Tuesday, April 30 — 10:30 a.m. - 11:45 a.m.
Local journalism plays a key role in our democracy by helping ensure that communities are informed and civically engaged. With the digital disruption dismantling the traditional business model for local news and contributing to the loss of more than 23,000 local journalism jobs in the last decade, we must identify new methods and models to inform communities and support reporting that will hold government and institutions accountable. Alberto Ibarguen, President of the Knight Foundation, will moderate a terrific lineup of speakers, including John Thornton, founder of the Texas Tribune, who are building trust in journalism and serving local communities.

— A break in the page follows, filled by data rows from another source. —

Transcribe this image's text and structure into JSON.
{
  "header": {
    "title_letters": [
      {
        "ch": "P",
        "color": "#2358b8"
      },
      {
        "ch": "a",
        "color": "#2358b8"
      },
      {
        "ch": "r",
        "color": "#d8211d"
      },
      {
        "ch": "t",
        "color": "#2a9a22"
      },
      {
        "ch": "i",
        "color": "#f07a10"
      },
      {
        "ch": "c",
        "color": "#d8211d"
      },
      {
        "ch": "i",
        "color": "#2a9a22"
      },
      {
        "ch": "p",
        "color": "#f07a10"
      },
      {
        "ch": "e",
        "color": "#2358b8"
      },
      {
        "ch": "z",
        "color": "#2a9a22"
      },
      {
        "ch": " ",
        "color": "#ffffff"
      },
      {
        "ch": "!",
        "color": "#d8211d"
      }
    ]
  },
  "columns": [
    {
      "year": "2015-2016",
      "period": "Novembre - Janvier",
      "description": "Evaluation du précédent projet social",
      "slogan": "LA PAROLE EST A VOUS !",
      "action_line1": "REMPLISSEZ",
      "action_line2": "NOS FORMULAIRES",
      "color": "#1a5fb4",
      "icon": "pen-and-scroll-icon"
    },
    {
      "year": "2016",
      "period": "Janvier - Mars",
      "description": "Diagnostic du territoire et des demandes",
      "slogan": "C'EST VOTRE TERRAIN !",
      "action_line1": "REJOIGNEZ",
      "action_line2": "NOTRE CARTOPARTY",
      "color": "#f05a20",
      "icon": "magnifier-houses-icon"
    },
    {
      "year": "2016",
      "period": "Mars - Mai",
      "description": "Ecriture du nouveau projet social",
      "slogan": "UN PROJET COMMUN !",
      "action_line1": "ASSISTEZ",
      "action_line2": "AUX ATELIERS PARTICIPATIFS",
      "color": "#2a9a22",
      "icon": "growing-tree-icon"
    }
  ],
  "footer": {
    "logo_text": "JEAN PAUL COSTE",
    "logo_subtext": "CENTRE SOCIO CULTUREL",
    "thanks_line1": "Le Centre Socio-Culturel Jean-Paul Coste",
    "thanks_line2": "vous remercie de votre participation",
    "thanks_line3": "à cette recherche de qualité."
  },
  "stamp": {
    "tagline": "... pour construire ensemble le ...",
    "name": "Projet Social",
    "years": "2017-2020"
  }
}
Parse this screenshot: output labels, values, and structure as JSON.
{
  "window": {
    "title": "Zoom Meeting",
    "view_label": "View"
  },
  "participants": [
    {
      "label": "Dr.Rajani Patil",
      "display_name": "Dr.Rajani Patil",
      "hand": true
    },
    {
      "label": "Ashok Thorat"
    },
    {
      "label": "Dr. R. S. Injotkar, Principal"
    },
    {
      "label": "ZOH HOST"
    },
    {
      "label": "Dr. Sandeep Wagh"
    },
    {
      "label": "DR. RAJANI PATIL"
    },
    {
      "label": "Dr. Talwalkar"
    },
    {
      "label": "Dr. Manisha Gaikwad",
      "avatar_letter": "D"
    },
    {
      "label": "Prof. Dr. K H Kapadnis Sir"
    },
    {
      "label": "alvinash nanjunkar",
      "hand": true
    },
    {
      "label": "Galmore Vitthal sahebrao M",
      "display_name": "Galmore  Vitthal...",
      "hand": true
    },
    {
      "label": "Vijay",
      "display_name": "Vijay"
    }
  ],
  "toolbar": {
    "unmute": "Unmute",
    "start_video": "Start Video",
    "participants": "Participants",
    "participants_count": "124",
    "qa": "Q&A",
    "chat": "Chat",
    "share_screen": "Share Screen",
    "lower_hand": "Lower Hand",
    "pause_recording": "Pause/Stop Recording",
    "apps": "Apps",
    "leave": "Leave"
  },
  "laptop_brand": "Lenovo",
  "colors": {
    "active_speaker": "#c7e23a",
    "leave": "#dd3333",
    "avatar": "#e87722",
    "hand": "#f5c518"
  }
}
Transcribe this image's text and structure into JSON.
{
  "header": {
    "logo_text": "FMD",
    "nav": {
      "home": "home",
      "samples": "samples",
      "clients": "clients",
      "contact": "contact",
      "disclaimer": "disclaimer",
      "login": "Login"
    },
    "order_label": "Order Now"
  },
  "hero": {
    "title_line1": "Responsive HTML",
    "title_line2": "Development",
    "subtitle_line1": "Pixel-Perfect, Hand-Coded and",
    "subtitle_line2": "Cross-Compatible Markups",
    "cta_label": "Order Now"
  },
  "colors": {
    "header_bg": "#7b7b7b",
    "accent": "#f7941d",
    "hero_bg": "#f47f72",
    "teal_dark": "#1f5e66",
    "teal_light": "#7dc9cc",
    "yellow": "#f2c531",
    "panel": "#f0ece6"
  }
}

Speakers: Alberto Ibargüen, CEO, John S. and James L. Knight Foundation; John Thornton, Founder, Texas Tribune
Tuesday, April 30 — 3:15 p.m. - 4:15 p.m.
Today, America is fractured across many divisions. Religion can continue to be a barrier of division, or it can be engaged as a bridge of cooperation for all communities. As conveners and leaders within civil society, foundations have a critical role to play in protecting America’s long tradition of religious pluralism and rebuilding the civic fabric of our nation. The intersectionality of religion with race and ethnicity is also an important consideration for philanthropy. Hear from a suite of leaders about concrete ways that foundations can strengthen American pluralism by building connections within and across communities to better understand the ways that faith impact democracy and diversity in America today.
Funding A Level Set on Racism: How Philanthropic Organizations are Addressing Structural Racism and Bias in their Communities
Wednesday, May 1 — 12:00 p.m. - 1:00 p.m.
How can philanthropic organizations unite to tackle serious, and often uncomfortable, social issues to move communities forward? This session will showcase cross-organizational and cross-sector efforts to confront attitudes and practices that divide communities along racial and ethnic lines. The session will focus on collaborations happening in Cleveland, OH, and other communities to address racism and bias in social systems.
Speakers: Melissa DeShields, CEO, Frontline Solutions; Joel Ratner, President & CEO, Cleveland Neighborhood Progress; Mary Sobecki, Executive Director, Needmor Fund
Moderator: India Pierce Lee, Senior Vice President, Program, Cleveland Foundation